A promise of virtue


Claire Chang

It’s easy to mistake her purity ring as just a plain, silver ring — an ordinary article of jewelry. But to junior Serena Yoo, it means much more.

To its owner, a purity ring is not simply a decoration or fashion statement. It is a physical symbol of commitment, a promise to themselves, their future and God.

The ring is a symbol of chastity — it represents purity and abstention from sexual intercourse until marriage, one of God’s commandments in the Bible.

Twins Serena and Estelle Yoo both decided to get purity rings their sophomore year. They received their rings on Feb. 14, 2015, through a program called “True Love Waits.” The program took place at New Vision Church in Milpitas, which they regularly attend.

Prior to the ring ceremony, there are several sessions where participants learned about abstinence through video seminars. On the day of the ceremony, participants are called by name to walk across a white carpet onto the stage. A parent or guardian waits on the stage to give each person his or her ring. Inside the ring, the letters “T.L.W.”, the program’s acronym, are engraved into the metal along with each person’s initials.

Serena decided to partake in “True Love Waits” because she wanted to confirm that her decision to abstain came from within, not outside influences. Her ring is “a physical confirmation… [that] I made this commitment, with God and myself, and my family and my friends, my future husband and my future children, that I would live in this purity.”

While he doesn’t wear his ring every day because of its bulk, junior Jason Shen still deeply believes in its significance. He thinks that the ring can have several meanings depending on the person, whether it signifies complete sexual abstinence or an abstention from selective sexual acts. From his perspective, the ring is symbolic of his devotion to and walk with Christ.

Shen also wears a cross necklace to show his commitment to God. Like a ring, he believes having a physical object keeps him accountable for his actions, reminding him of his promise every time he looks at it.

“The importance of it is more in how you walk with Christ rather than just wearing a ring,” Shen said.
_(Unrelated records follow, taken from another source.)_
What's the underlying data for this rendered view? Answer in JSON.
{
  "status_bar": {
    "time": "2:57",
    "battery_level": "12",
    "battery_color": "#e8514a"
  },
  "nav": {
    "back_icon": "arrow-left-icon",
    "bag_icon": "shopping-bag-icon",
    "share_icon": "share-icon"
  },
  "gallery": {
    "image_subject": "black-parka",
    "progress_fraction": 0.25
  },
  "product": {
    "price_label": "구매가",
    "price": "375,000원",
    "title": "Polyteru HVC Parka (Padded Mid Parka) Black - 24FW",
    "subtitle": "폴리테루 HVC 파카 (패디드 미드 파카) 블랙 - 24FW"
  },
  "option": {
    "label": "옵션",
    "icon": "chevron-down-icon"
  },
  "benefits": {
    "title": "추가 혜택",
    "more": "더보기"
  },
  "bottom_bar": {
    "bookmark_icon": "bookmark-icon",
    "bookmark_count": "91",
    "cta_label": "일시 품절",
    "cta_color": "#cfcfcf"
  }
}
Like Shen, Estelle feels that her view on life has changed slightly since she started wearing her purity ring. She is more aware of living out the promise that she made, and concentrates more on making sure those promises turn into actions, such as using less profane language.
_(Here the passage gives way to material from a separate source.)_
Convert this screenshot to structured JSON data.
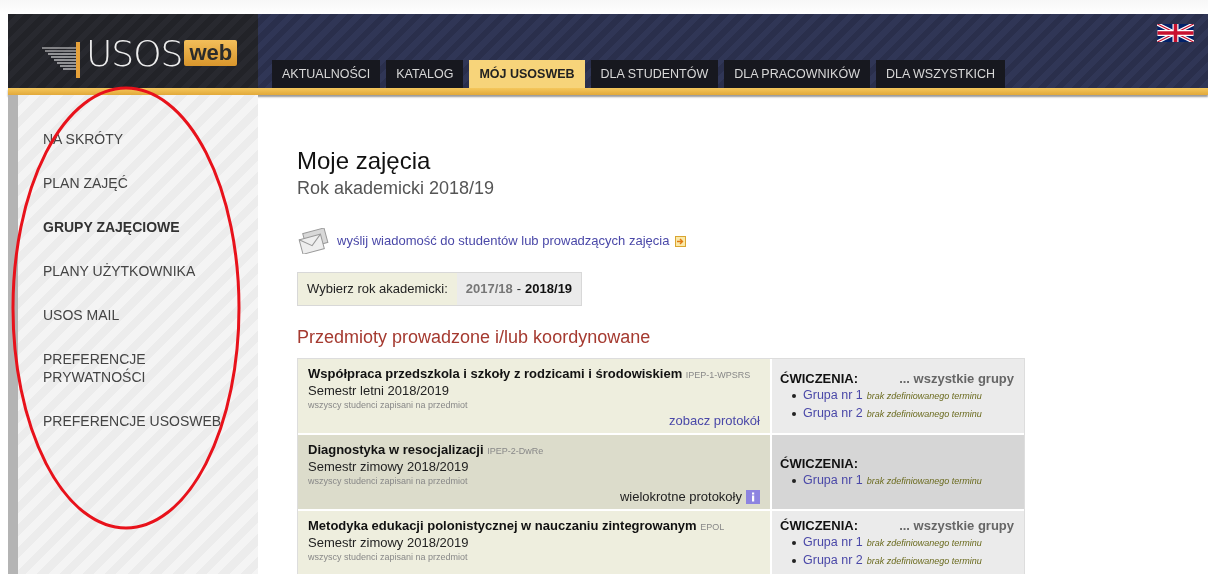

To Serena, her ring and her commitment are important parts of her that she will carry until marriage. While the ring does not have any specific effect on her, its morals help guide her actions to being sexually pure.

“Sometimes I kind of forget about [the ring],” Serena said. “Not in a bad way … but I feel like it’s a part of my finger.”


Although she also wears her ring everyday, senior Esther Na believes that she would still want to remain celibate before marriage, even if she wasn’t a Christian or didn’t wear a ring. Her background, rather than her religion, impressed upon her the importance of these values.

As these values are a part of her, she hopes to carry them with her throughout her life, even after she leaves her family for college.

Estelle has also noticed that many people are curious about her purity ring. She often finds herself being questioned about the significance of her ring or why she wears it. When explaining the reasons behind her ring to others, she finds that they are not always understanding.

“They’re like ‘Oh then can you take the ring off and then have sex? And then put it back on?,’” Estelle said. “It doesn’t work that way.”

But most of the time, Estelle noted that people respect her decision, or at least don’t seem to acknowledge it.

Estelle plans on wearing her ring until marriage, keeping a promise with herself that she will stay pure for her future husband. Her goal is to live a life of purity, to fulfill the covenant she has made between herself and God.

“[The ring] reminds me that, in what I do and what I say it should reflect Jesus,” Estelle said.